TINA:

And that’s certainly very hopeful to to listen to your vision with that Victor and also thank you so much for sharing and giving us a context to what’s happening now in your region, as well as, you know, putting it in the context of what’s happened in the past, and I really want to wish you all the best of luck with your Academy and all your work, which I’m sure is going to transform communities in many, many countries, on your continent and, and inspire, hopefully, in other continents too. Thank you so much.

VICTOR:

It’s a pleasure. Thanks a lot for the opportunity. As we stated earlier on, this is our all collectively force. I know we are not alone in this feeling the passion for peace. And, and we want to recommit and say that the whole dream the whole intention is we have seen it all been through everything. And we don’t want to allow or give space for more endlessly continuous wrongdoing. We need to step forward and see what we can do better to bring an end to this intolerable living condition by the majority. And of course, also, you know, Africa is is a great place to be. But Africans have never seen peace, majority of the African to survive struggle, they are not living to thrive, they have not been living to thrive, they’ve only been living to survive. So this is really a problem that we feel we are so tired of it and we want to say, How can we let go this kind of issue and open up new space? But most importantly, how can we lead our selves locally, and with well bearing this vision for the region, and also ensure Africa impacts on the world peace, that is what you want. And I think through the African Peace Academy, which we’re working on, we’re going to be able to do it better because we have stepped forward with a lot of courage and with so much, hope that mass atrocities will end, child soldiers will not an issue. And of course we are we are sad to see children hating their homes, talented families because they have lost everything that they’re saying, if you had power to protect without, but there’s a moment in life that you are too powerless to do so. But we shouldn’t be too powerless to prevent that sort of stepping forward.

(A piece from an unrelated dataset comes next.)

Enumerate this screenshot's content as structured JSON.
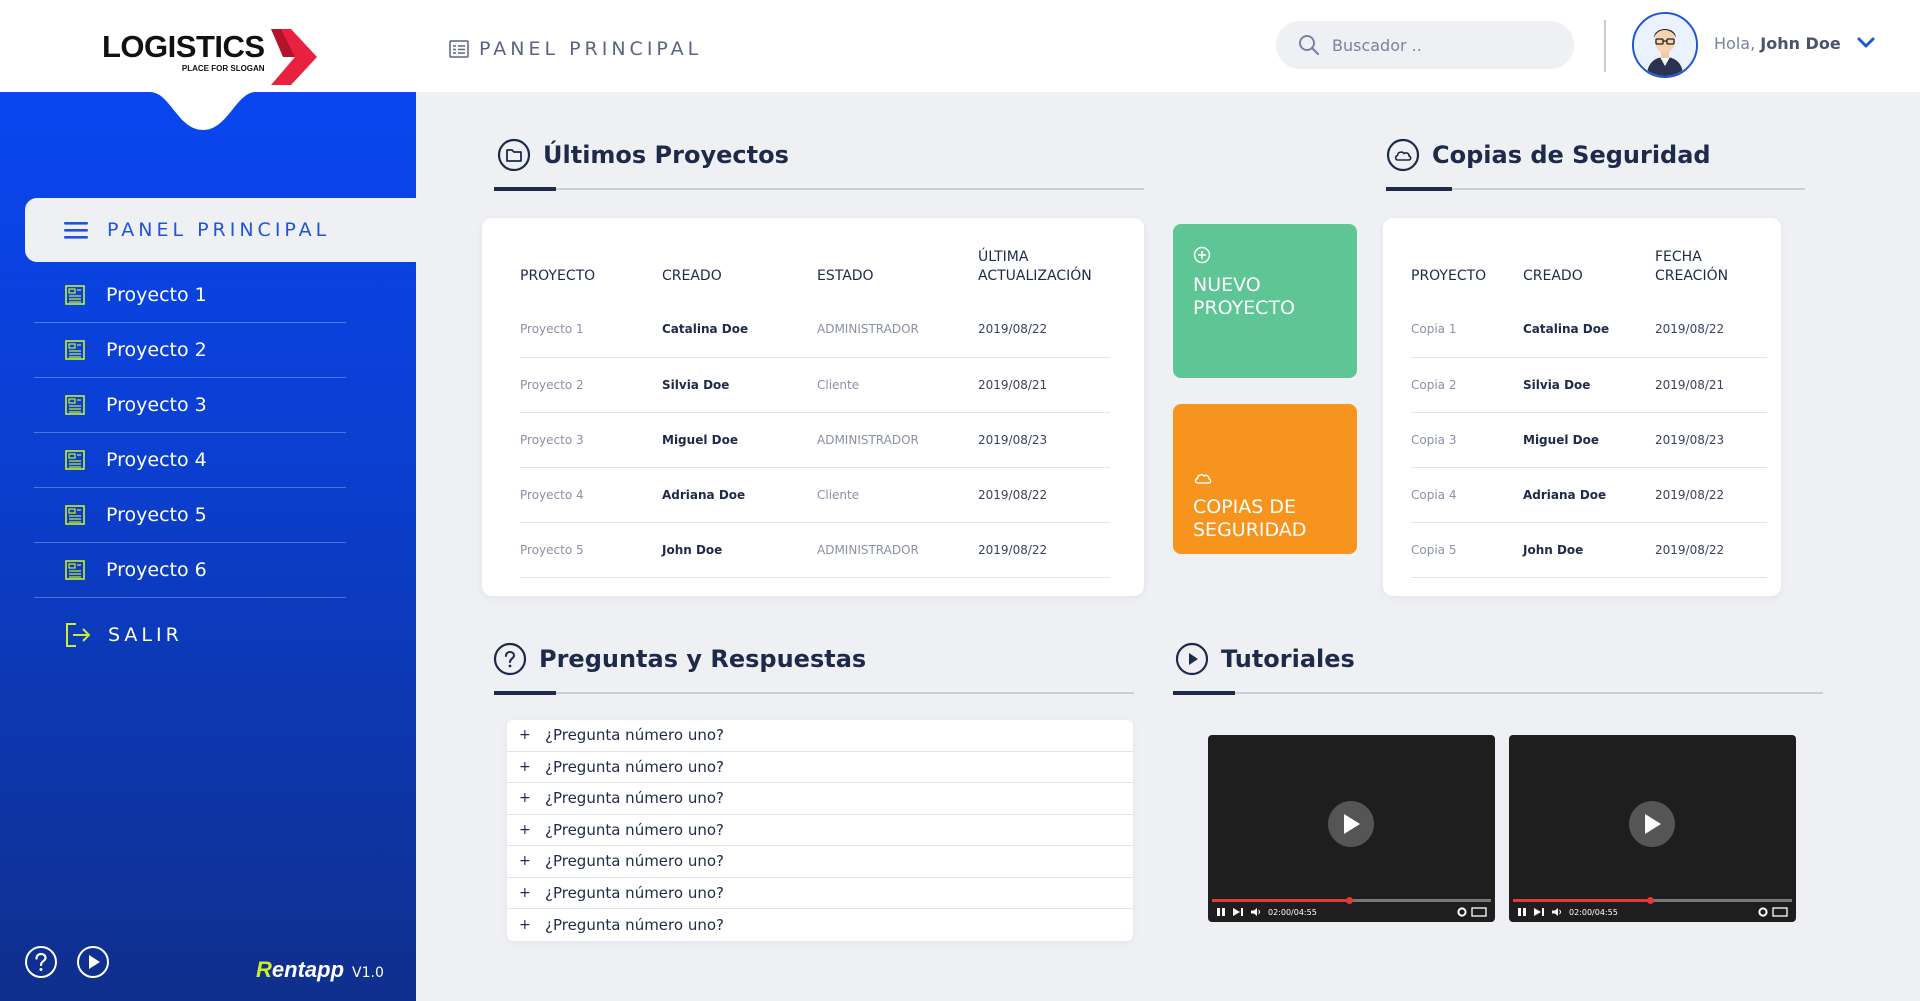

TINA:

Thank you so much, Victor, and all the best with all the work that you and your team is doing on this. And I’m sure that we will see and hear more from you with all of your great initiatives. Thank you so much.

VICTOR:

Thank you so much. Have a beautiful day.